In terms of theology, Christianity has recognised the close relationship between the Old and New Testaments from its very beginnings, although there have sometimes been movements like Marcionism (viewed as heretical by the early church), that have struggled with it. Modern Christian formulations of this tension include Supersessionism, Covenant Theology, New Covenant Theology, Dispensationalism and Dual-covenant theology. All of these formulations, except some forms of Dual-covenant theology, are objectionable to mainstream Judaism and to many Jewish scholars and writers, for whom there is one eternal covenant between God and the Israelites, and who therefore reject the term "Old Testament" as a form of antinomianism.
In terms of canon, Christian usage of "Old Testament" does not refer to a universally agreed upon set of books but, rather, varies depending on denomination.
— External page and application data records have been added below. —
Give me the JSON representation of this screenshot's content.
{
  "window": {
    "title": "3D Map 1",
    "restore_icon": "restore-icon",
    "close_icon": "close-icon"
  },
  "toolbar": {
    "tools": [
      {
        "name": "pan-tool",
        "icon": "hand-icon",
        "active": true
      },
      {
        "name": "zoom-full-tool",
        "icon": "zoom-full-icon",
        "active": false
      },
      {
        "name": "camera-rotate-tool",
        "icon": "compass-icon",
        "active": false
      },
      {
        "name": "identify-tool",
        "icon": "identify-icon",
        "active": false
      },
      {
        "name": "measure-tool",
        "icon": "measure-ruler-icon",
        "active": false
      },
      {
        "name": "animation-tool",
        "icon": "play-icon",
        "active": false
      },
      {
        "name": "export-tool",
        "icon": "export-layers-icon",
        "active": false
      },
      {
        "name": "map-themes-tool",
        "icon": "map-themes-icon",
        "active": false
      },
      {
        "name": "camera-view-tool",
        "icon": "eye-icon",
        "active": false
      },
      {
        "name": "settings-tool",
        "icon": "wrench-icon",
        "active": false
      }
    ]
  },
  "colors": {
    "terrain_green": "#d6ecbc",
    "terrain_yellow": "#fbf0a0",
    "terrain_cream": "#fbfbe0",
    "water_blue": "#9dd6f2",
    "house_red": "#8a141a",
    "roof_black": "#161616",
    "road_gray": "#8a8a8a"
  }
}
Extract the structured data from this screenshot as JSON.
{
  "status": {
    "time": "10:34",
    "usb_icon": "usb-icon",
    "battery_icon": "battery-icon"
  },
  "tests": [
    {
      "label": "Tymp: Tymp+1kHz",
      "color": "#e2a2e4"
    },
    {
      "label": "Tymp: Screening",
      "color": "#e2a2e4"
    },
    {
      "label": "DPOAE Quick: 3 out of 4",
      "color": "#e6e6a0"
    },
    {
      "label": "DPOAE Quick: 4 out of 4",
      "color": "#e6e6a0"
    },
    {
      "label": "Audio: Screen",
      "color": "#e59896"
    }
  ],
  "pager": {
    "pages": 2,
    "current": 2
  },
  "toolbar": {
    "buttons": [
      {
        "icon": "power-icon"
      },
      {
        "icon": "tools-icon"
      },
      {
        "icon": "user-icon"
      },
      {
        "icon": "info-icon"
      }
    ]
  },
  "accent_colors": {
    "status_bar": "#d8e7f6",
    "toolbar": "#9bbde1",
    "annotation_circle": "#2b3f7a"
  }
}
Lutheranism and Protestant denominations that follow the Westminster Confession of Faith accept the entire Jewish canon as the Old Testament without additions, although in translation they sometimes give preference to the Septuagint rather than the Masoretic Text; for example, see Isaiah 7:14.
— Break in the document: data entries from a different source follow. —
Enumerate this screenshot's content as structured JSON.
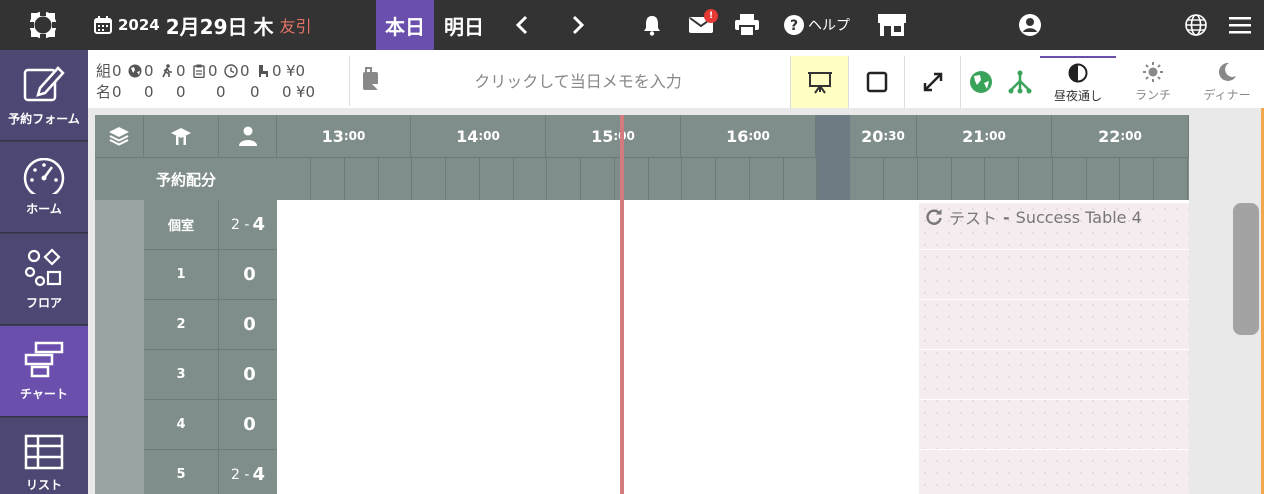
{
  "header": {
    "year": "2024",
    "month_day": "2月29日",
    "weekday": "木",
    "rokuyo": "友引",
    "today_label": "本日",
    "tomorrow_label": "明日",
    "mail_badge": "!",
    "help_label": "ヘルプ"
  },
  "sidebar": {
    "items": [
      {
        "label": "予約フォーム",
        "icon": "edit-icon"
      },
      {
        "label": "ホーム",
        "icon": "dashboard-icon"
      },
      {
        "label": "フロア",
        "icon": "shapes-icon"
      },
      {
        "label": "チャート",
        "icon": "chart-icon"
      },
      {
        "label": "リスト",
        "icon": "table-icon"
      }
    ]
  },
  "stats": {
    "row1_label": "組",
    "row2_label": "名",
    "groups": [
      "0",
      "0",
      "0",
      "0",
      "0",
      "0",
      "¥0"
    ],
    "people": [
      "0",
      "0",
      "0",
      "0",
      "0",
      "0",
      "¥0"
    ]
  },
  "memo": {
    "placeholder": "クリックして当日メモを入力"
  },
  "view_tabs": [
    {
      "label": "昼夜通し",
      "icon": "half-circle-icon",
      "active": true
    },
    {
      "label": "ランチ",
      "icon": "sun-icon",
      "active": false
    },
    {
      "label": "ディナー",
      "icon": "moon-icon",
      "active": false
    }
  ],
  "chart": {
    "allocation_label": "予約配分",
    "times": [
      {
        "h": "13",
        "m": ":00"
      },
      {
        "h": "14",
        "m": ":00"
      },
      {
        "h": "15",
        "m": ":00"
      },
      {
        "h": "16",
        "m": ":00"
      },
      {
        "h": "20",
        "m": ":30"
      },
      {
        "h": "21",
        "m": ":00"
      },
      {
        "h": "22",
        "m": ":00"
      }
    ],
    "rows": [
      {
        "name": "個室",
        "range": "2 -",
        "count": "4"
      },
      {
        "name": "1",
        "range": "",
        "count": "0"
      },
      {
        "name": "2",
        "range": "",
        "count": "0"
      },
      {
        "name": "3",
        "range": "",
        "count": "0"
      },
      {
        "name": "4",
        "range": "",
        "count": "0"
      },
      {
        "name": "5",
        "range": "2 -",
        "count": "4"
      }
    ],
    "booking": {
      "name": "テスト",
      "separator": "-",
      "table": "Success Table 4"
    }
  },
  "colors": {
    "accent": "#6a4fad",
    "topbar": "#333333",
    "grid_header": "#7f8d8b",
    "now_line": "#d47b80",
    "rokuyo": "#e57368",
    "badge": "#e53935"
  }
}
In terms of language, "Hebrew" refers to the original language of the books, but it may also be taken as referring to the Jews of the Second Temple era and Jewish diaspora, and their descendants, who preserved the transmission of the Masoretic Text up to the present day. The Hebrew Bible includes small portions in Aramaic (mostly in the books of Daniel and Ezra), written and printed in Aramaic square-script, which was adopted as the Hebrew alphabet after the Babylonian exile.
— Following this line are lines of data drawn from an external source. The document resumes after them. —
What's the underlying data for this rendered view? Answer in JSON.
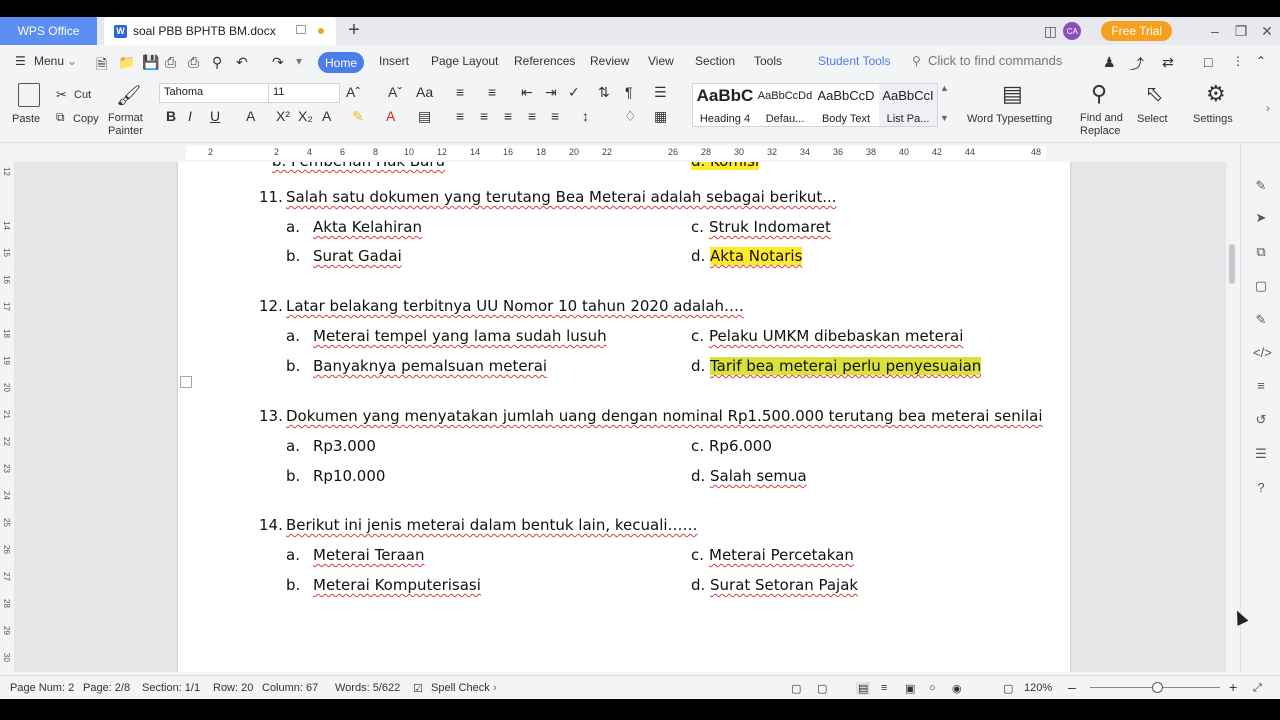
{
  "titlebar": {
    "app_tab": "WPS Office",
    "doc_tab": "soal PBB BPHTB BM.docx",
    "avatar": "CA",
    "free_trial": "Free Trial"
  },
  "menubar": {
    "menu": "Menu",
    "tabs": [
      "Home",
      "Insert",
      "Page Layout",
      "References",
      "Review",
      "View",
      "Section",
      "Tools"
    ],
    "student_tools": "Student Tools",
    "search_placeholder": "Click to find commands"
  },
  "ribbon": {
    "paste": "Paste",
    "cut": "Cut",
    "copy": "Copy",
    "format_painter_1": "Format",
    "format_painter_2": "Painter",
    "font_name": "Tahoma",
    "font_size": "11",
    "styles": [
      {
        "preview": "AaBbC",
        "name": "Heading 4"
      },
      {
        "preview": "AaBbCcDd",
        "name": "Defau..."
      },
      {
        "preview": "AaBbCcD",
        "name": "Body Text"
      },
      {
        "preview": "AaBbCcI",
        "name": "List Pa..."
      }
    ],
    "word_typesetting": "Word Typesetting",
    "find_replace_1": "Find and",
    "find_replace_2": "Replace",
    "select": "Select",
    "settings": "Settings"
  },
  "ruler": {
    "ticks": [
      "2",
      "2",
      "4",
      "6",
      "8",
      "10",
      "12",
      "14",
      "16",
      "18",
      "20",
      "22",
      "26",
      "28",
      "30",
      "32",
      "34",
      "36",
      "38",
      "40",
      "42",
      "44",
      "48"
    ],
    "vticks": [
      "12",
      "14",
      "15",
      "16",
      "17",
      "18",
      "19",
      "20",
      "21",
      "22",
      "23",
      "24",
      "25",
      "26",
      "27",
      "28",
      "29",
      "30"
    ]
  },
  "document": {
    "prev_b": "b.   Pemberian Hak Baru",
    "prev_d": "d.  Komisi",
    "questions": [
      {
        "number": "11.",
        "text": "Salah satu dokumen yang terutang Bea Meterai adalah sebagai berikut...",
        "a": "Akta Kelahiran",
        "b": "Surat Gadai",
        "c": "Struk Indomaret",
        "d": "Akta Notaris"
      },
      {
        "number": "12.",
        "text": "Latar belakang terbitnya UU Nomor 10 tahun 2020 adalah….",
        "a": "Meterai tempel yang lama sudah lusuh",
        "b": "Banyaknya pemalsuan meterai",
        "c": "Pelaku UMKM dibebaskan meterai",
        "d": "Tarif bea meterai perlu penyesuaian"
      },
      {
        "number": "13.",
        "text": "Dokumen yang menyatakan jumlah uang dengan nominal Rp1.500.000 terutang bea meterai senilai",
        "a": "Rp3.000",
        "b": "Rp10.000",
        "c": "Rp6.000",
        "d": "Salah semua"
      },
      {
        "number": "14.",
        "text": "Berikut ini jenis meterai dalam bentuk lain, kecuali……",
        "a": "Meterai Teraan",
        "b": "Meterai Komputerisasi",
        "c": "Meterai Percetakan",
        "d": "Surat Setoran Pajak"
      }
    ],
    "labels": {
      "a": "a.",
      "b": "b.",
      "c": "c.",
      "d": "d."
    }
  },
  "statusbar": {
    "page_num": "Page Num: 2",
    "page": "Page: 2/8",
    "section": "Section: 1/1",
    "row": "Row: 20",
    "column": "Column: 67",
    "words": "Words: 5/622",
    "spell_check": "Spell Check",
    "zoom": "120%"
  },
  "colors": {
    "accent": "#4a7de8",
    "highlight_yellow": "#ffeb2a",
    "free_trial": "#f7a020"
  }
}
The books that constitute the Hebrew Bible developed over roughly a millennium. The oldest texts seem to come from the 11th or 10th centuries BCE, whilst most of the other texts are somewhat later. They are edited works, being collections of various sources intricately and carefully woven together. 
In the late 19th century, a classical consensus emerged that the Pentateuch (the first five books of the Hebrew Scripture) consisted of four sources which had been woven together, known as the J (Yahwist), D (Deuteronomist), E (Elohist) and P (Priestly writer) sources. The classic explanation of their relationship and dating was proposed by Julius Wellhausen. Scholars concluded that J and E were amalgamated after the fall of Samaria in 721 BCE, D was dated to the time of Josiah. The Deuteronomist source, which was credited with the Pentateuch's book of Deuteronomy, is also said to be the source of the books of Joshua, Judges, Samuel, and Kings (the Deuteronomistic history, or DtrH), and the book of Jeremiah. This theory, known as the documentary hypothesis, dominated scholarship into the 20th century,
Today, there is no consensus about the dates of the source documents; some scholars reject the existence of the E source and others have suggested that four sources are inadequate.
Several editions, all titled Biblia Hebraica, have been produced by various German publishers since 1906.
Other projects include:
Modern scholars often use the term 'Hebrew Bible' to avoid the confessional terms Old Testament and Tanakh.